WHAT TO WORK ON:
Filter the entries below, keeping only lines with "share".
--- RECORDED INFORMATION Enclosed Below ---
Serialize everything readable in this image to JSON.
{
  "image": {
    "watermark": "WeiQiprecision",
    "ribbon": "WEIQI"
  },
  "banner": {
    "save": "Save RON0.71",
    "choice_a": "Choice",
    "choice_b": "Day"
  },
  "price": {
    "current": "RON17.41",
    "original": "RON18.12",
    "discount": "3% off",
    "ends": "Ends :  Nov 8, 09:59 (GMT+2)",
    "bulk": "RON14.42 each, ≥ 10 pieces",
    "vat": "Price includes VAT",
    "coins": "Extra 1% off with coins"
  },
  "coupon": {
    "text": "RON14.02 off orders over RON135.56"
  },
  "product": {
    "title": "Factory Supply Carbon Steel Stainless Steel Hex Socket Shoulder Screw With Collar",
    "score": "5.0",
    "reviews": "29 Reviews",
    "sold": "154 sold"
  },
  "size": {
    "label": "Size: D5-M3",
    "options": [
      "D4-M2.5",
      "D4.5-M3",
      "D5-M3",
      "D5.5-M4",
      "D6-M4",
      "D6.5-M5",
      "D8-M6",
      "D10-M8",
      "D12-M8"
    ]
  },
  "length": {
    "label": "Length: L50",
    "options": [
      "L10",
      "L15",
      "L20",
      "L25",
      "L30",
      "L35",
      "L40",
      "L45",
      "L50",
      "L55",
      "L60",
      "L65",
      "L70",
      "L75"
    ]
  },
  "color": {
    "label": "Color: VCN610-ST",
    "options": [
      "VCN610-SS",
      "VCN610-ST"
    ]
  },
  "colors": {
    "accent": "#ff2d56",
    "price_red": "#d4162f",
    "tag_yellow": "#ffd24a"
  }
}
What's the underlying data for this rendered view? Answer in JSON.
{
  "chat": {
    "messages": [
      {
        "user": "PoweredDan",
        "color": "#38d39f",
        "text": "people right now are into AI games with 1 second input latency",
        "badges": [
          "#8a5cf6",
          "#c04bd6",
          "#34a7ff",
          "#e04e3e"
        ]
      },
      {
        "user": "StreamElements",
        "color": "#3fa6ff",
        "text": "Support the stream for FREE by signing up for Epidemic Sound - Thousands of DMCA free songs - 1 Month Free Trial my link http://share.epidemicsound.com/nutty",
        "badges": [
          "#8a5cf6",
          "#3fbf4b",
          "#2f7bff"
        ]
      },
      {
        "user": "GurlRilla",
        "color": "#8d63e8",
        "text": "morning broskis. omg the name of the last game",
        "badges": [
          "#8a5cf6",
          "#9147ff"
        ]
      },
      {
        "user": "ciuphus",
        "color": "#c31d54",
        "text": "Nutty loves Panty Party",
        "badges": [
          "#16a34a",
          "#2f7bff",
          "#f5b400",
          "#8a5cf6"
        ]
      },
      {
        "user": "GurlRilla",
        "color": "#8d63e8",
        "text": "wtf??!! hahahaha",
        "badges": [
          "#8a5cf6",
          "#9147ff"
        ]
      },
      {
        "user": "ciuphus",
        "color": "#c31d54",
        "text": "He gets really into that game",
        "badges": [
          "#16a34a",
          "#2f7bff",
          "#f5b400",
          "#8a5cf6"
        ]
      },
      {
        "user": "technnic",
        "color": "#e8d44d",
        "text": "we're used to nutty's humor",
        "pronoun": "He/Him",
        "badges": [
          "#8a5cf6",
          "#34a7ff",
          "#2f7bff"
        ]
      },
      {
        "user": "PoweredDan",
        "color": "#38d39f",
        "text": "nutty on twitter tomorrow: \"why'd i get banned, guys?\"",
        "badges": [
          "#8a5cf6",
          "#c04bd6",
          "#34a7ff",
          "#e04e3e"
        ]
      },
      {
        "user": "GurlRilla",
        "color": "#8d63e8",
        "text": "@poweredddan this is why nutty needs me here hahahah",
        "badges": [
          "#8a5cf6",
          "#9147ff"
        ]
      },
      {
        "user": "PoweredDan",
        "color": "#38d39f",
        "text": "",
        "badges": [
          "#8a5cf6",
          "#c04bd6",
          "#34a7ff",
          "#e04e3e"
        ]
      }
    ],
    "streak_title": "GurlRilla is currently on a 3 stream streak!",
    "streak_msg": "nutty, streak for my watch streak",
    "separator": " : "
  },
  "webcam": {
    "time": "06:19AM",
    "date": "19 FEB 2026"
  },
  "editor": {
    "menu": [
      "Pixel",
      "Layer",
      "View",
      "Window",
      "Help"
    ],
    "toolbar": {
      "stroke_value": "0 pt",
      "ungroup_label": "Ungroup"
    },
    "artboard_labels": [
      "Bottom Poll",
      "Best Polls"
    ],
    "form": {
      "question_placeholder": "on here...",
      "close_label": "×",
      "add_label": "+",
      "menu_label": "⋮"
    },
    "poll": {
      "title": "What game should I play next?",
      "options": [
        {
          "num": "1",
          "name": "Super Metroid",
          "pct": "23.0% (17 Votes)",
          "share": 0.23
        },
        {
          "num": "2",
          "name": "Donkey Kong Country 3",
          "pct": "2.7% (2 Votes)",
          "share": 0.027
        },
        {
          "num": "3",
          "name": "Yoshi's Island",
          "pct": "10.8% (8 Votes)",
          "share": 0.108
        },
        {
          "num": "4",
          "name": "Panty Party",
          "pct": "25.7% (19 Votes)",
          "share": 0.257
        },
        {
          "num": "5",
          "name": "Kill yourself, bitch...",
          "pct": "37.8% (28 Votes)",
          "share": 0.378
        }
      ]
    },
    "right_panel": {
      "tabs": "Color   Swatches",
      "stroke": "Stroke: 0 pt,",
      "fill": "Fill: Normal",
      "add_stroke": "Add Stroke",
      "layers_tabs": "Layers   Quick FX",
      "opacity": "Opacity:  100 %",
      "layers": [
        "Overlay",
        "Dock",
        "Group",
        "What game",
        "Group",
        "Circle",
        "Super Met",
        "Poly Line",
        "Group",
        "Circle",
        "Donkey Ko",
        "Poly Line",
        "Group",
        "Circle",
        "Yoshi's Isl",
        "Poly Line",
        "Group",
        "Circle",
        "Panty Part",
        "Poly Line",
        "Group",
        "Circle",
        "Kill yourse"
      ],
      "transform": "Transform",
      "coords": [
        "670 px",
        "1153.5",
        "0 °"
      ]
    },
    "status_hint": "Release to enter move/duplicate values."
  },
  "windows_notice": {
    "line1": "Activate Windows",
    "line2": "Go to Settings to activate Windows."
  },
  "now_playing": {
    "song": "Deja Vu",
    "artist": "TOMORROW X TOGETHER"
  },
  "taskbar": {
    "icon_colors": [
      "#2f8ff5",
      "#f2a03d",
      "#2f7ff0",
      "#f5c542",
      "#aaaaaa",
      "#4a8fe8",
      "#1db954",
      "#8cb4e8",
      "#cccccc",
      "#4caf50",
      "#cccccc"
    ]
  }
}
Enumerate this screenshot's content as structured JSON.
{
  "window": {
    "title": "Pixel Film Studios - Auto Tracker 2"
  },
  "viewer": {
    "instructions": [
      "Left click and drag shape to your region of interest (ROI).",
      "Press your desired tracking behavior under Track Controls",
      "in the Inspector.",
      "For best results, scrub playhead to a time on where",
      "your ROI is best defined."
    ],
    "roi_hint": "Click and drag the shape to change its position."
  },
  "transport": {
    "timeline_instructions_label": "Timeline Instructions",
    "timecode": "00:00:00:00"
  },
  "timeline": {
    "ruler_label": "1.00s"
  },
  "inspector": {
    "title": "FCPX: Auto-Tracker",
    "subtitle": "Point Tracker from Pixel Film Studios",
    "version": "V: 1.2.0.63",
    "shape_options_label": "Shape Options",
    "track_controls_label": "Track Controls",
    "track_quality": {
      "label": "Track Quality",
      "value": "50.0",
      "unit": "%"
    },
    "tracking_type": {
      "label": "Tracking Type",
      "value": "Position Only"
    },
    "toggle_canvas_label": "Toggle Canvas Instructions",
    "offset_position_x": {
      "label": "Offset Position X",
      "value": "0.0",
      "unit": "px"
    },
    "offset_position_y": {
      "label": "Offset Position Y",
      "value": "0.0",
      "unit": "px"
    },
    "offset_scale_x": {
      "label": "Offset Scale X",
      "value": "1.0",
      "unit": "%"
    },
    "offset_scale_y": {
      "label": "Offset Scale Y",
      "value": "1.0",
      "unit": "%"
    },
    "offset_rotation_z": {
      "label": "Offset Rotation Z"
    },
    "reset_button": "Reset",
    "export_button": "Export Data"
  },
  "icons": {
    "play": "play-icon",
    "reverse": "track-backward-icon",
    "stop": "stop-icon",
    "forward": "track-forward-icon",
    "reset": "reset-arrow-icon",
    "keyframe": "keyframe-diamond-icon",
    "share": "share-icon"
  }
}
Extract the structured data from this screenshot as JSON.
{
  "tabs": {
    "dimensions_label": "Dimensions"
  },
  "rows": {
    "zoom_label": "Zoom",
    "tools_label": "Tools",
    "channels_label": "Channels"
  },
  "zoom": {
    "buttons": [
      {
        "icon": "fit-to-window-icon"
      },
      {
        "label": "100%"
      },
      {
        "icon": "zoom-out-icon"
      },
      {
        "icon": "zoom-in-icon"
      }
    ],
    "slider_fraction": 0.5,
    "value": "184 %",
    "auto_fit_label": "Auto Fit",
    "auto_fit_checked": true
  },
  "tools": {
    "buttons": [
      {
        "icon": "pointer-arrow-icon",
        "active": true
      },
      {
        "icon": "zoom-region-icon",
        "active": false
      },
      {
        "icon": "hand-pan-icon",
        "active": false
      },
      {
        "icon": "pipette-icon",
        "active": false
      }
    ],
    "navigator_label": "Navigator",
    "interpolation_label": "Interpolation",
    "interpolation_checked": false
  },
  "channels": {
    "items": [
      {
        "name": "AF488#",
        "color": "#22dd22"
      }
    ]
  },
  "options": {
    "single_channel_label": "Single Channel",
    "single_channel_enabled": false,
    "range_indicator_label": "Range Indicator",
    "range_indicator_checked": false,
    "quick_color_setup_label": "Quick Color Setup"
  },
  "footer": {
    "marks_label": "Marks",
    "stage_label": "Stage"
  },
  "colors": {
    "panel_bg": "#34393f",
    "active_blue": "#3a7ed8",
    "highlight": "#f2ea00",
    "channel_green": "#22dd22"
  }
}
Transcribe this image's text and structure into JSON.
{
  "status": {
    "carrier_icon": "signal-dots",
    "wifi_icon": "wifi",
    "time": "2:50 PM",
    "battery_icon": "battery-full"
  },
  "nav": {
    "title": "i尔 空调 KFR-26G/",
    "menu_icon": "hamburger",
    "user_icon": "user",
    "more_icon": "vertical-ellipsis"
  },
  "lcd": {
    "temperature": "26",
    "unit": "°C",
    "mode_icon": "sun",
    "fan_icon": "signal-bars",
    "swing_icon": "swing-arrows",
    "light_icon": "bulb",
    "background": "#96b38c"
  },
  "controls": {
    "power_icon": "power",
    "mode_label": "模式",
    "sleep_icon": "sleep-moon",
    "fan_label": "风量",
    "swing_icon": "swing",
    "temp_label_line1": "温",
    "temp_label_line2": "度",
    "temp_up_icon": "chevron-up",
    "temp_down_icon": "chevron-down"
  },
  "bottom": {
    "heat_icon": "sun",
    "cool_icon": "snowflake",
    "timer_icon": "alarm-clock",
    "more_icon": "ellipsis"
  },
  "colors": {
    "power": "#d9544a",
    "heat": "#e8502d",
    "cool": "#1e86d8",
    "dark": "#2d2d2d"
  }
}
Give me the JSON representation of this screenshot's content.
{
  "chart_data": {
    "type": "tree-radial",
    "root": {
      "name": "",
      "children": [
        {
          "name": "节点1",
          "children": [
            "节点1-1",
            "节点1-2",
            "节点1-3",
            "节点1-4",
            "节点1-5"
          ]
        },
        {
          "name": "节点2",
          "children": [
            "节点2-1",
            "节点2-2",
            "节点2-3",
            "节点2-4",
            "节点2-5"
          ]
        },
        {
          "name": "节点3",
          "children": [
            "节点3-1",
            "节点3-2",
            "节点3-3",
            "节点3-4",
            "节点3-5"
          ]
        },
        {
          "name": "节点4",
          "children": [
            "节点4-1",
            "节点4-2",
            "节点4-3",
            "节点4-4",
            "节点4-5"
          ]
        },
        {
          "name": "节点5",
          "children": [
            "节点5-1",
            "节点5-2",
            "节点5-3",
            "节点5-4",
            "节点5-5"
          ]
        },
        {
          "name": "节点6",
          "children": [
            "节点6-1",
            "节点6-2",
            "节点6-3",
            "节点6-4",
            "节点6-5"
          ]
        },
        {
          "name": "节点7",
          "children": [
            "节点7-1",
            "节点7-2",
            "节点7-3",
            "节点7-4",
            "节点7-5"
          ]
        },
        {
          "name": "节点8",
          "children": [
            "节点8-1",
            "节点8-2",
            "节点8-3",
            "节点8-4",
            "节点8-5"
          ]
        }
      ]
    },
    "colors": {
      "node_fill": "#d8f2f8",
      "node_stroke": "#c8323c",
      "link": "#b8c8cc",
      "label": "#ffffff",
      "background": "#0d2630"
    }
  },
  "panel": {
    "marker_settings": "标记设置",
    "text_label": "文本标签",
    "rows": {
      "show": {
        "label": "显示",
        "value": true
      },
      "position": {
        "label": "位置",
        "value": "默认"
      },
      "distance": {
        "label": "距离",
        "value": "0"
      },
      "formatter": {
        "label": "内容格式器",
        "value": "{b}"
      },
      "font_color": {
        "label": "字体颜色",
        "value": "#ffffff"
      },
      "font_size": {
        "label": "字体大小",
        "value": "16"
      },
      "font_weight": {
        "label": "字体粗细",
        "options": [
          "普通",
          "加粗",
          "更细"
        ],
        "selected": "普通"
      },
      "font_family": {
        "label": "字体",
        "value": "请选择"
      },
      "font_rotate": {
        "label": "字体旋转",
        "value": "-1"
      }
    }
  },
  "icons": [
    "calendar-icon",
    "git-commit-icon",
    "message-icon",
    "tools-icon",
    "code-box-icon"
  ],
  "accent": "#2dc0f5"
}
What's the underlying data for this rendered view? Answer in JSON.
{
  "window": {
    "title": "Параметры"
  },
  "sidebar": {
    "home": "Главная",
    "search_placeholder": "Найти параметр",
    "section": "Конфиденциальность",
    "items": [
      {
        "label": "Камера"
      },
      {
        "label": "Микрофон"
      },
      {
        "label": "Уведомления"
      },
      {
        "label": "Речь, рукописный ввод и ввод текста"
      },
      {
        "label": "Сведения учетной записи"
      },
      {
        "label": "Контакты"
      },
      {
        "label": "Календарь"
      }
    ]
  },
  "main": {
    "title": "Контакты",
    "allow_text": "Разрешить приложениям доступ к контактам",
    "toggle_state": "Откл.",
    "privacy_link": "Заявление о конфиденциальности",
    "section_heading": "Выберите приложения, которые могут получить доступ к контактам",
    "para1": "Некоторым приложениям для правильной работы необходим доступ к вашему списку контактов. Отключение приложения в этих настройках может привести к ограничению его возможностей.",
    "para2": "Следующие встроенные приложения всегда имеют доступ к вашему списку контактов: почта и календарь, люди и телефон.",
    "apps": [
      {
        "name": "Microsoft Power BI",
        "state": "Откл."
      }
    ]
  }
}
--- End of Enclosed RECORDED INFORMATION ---
SOLUTION TO THIS TASK:
        "text": "Support the stream for FREE by signing up for Epidemic Sound - Thousands of DMCA free songs - 1 Month Free Trial my link http://share.epidemicsound.com/nutty",
          "share": 0.23
          "share": 0.027
          "share": 0.108
          "share": 0.257
          "share": 0.378
    "share": "share-icon"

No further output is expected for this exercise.